> Dataset records
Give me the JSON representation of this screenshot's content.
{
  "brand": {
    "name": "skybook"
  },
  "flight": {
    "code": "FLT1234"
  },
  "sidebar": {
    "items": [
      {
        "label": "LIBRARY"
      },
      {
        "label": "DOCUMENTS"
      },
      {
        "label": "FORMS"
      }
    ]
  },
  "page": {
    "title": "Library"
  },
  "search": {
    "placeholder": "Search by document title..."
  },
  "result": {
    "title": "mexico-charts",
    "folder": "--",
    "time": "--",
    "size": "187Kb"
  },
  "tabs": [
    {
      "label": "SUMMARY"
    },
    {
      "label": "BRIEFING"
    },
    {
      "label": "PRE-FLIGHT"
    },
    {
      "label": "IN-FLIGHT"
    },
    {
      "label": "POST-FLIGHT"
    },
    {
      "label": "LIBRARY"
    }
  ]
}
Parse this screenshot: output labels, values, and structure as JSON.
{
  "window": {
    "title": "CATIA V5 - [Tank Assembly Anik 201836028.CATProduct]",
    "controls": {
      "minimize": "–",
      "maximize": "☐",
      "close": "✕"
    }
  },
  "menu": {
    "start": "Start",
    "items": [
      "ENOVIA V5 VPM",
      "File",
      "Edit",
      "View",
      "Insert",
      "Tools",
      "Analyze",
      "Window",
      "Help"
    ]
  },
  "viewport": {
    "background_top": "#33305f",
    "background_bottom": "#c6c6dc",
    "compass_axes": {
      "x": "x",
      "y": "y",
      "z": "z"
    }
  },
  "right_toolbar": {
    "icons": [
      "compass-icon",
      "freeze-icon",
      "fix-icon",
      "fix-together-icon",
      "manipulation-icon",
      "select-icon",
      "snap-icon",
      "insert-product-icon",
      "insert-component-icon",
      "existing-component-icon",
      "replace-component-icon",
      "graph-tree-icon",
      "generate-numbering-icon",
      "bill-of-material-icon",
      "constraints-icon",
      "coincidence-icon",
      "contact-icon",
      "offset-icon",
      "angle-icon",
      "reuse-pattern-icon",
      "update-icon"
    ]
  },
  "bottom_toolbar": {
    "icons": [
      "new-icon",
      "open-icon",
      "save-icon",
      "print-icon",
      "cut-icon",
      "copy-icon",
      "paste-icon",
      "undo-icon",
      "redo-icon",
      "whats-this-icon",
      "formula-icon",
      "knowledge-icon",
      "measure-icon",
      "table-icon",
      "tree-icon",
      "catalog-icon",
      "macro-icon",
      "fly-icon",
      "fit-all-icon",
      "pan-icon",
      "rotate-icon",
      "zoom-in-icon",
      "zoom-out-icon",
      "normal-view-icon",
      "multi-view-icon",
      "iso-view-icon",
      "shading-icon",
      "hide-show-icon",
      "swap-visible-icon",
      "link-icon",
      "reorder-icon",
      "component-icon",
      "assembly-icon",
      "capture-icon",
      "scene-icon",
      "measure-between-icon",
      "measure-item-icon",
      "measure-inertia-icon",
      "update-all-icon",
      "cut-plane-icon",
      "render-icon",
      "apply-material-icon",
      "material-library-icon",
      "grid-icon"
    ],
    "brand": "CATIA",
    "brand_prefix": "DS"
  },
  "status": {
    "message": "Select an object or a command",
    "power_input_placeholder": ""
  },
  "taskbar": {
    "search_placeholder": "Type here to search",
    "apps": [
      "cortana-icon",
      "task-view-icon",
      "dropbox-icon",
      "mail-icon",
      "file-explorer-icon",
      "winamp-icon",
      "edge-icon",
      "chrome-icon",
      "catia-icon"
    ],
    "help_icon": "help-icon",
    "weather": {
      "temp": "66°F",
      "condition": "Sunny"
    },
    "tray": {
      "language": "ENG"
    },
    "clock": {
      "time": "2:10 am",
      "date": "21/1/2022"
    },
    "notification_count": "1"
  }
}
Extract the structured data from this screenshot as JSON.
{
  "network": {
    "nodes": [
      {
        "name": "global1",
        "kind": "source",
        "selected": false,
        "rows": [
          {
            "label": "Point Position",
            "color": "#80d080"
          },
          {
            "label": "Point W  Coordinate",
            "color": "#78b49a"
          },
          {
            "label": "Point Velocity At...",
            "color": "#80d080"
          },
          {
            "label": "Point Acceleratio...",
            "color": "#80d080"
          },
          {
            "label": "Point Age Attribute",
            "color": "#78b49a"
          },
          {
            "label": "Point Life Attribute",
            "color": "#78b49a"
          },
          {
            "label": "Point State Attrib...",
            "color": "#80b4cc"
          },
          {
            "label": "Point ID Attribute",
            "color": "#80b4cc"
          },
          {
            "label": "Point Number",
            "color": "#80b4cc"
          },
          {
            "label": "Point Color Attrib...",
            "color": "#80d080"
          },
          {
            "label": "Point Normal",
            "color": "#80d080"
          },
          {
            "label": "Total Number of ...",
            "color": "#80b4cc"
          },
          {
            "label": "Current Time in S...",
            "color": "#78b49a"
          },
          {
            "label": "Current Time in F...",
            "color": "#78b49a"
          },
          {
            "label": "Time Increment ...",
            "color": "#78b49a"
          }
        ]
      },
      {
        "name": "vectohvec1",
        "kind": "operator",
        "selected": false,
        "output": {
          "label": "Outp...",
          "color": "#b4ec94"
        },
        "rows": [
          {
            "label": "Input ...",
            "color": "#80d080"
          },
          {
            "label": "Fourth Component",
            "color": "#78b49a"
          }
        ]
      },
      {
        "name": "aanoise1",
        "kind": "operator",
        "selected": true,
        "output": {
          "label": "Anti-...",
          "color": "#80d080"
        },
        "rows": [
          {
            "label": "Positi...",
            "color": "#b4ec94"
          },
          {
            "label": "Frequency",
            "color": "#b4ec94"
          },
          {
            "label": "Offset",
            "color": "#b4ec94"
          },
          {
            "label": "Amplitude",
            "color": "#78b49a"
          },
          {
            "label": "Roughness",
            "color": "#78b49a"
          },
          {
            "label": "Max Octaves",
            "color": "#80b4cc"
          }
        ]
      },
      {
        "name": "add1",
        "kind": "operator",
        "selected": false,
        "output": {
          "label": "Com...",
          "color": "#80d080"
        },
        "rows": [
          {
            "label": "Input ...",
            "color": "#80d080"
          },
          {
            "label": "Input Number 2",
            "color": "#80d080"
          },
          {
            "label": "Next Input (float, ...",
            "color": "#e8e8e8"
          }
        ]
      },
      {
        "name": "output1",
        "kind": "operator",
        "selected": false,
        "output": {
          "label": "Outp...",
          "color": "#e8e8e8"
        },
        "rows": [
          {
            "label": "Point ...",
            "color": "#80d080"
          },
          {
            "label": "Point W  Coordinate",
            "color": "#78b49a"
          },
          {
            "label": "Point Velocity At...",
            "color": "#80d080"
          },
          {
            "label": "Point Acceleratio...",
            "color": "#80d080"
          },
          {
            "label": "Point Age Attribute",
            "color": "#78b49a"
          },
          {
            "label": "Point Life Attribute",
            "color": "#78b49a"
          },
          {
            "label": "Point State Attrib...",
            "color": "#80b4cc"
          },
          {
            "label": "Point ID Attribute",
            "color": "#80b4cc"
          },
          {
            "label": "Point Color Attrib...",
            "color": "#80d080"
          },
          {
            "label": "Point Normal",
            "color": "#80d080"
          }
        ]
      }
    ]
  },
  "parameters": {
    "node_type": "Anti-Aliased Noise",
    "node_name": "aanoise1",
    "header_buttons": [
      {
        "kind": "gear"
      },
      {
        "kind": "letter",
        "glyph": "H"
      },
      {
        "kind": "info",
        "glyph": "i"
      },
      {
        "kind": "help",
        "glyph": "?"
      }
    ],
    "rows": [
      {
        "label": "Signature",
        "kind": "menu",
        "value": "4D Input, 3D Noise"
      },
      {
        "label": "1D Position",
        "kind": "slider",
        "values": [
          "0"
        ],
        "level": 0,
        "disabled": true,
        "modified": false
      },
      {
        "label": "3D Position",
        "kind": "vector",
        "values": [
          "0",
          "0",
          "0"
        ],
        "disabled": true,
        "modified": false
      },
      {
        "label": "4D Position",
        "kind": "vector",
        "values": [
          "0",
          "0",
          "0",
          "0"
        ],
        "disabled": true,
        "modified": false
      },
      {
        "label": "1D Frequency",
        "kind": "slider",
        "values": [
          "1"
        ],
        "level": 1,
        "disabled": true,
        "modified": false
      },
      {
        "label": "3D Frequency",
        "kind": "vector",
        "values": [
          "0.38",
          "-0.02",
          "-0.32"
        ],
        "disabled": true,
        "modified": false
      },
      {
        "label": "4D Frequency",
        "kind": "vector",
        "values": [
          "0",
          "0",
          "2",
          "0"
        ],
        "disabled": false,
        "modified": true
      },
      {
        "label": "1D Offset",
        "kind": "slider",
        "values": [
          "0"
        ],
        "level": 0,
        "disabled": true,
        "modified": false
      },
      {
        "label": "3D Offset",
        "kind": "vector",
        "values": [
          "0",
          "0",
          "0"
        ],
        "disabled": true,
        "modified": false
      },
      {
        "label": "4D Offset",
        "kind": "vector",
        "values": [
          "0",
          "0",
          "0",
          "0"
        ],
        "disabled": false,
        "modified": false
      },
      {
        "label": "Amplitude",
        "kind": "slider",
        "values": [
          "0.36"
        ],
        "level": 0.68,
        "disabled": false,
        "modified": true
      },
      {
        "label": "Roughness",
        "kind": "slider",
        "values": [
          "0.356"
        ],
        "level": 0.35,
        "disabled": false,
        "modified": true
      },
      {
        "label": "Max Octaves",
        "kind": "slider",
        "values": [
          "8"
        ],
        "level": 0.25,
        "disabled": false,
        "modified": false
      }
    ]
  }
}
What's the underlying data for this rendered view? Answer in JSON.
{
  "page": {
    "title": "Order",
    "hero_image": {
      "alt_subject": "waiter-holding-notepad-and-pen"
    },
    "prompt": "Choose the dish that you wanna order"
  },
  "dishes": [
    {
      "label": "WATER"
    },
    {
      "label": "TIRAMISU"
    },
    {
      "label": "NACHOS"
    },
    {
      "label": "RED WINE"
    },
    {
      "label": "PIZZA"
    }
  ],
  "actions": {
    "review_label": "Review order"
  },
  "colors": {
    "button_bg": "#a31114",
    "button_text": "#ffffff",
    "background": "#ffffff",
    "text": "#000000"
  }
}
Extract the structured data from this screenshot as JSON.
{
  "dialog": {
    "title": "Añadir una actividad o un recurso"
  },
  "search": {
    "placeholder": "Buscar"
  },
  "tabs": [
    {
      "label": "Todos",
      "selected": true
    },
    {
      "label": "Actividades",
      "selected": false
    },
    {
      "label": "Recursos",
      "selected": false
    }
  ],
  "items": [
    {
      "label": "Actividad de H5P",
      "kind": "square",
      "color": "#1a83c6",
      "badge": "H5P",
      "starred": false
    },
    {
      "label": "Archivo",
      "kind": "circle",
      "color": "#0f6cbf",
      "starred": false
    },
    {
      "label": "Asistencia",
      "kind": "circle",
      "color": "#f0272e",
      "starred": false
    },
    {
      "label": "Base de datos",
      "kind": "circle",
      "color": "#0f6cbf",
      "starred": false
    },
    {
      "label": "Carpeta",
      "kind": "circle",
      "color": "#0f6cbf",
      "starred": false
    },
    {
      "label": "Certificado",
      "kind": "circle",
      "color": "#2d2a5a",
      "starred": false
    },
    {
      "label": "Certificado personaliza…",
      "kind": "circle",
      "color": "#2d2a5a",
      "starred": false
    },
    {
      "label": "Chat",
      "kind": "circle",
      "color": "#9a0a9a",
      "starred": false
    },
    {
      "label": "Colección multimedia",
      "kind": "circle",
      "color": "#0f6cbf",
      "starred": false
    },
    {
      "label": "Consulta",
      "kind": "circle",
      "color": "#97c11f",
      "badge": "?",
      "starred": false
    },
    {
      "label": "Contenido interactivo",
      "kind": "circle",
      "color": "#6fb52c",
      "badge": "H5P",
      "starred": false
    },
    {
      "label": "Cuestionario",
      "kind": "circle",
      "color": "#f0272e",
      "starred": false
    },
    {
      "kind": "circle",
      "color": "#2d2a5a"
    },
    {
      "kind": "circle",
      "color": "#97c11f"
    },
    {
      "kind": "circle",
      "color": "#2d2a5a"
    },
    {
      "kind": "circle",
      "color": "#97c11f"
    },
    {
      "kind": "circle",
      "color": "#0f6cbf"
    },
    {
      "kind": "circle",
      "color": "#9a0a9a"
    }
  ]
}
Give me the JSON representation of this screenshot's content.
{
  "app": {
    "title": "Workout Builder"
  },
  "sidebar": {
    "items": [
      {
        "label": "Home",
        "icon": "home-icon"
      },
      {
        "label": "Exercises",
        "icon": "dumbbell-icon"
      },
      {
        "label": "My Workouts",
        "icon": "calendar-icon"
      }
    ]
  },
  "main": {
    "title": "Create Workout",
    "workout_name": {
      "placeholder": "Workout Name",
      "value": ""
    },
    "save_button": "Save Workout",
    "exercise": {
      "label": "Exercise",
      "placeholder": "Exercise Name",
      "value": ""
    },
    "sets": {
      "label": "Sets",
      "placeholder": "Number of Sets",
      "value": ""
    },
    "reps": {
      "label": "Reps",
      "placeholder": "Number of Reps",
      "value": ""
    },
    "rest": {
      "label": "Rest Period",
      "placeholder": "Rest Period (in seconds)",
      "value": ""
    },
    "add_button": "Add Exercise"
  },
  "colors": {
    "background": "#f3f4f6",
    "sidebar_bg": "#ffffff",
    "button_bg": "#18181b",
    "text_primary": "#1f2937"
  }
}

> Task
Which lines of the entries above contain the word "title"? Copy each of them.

> Exercise answer
    "title": "Library"
    "placeholder": "Search by document title..."
    "title": "mexico-charts",
    "title": "CATIA V5 - [Tank Assembly Anik 201836028.CATProduct]",
    "title": "Order",
    "title": "Añadir una actividad o un recurso"
    "title": "Workout Builder"
    "title": "Create Workout",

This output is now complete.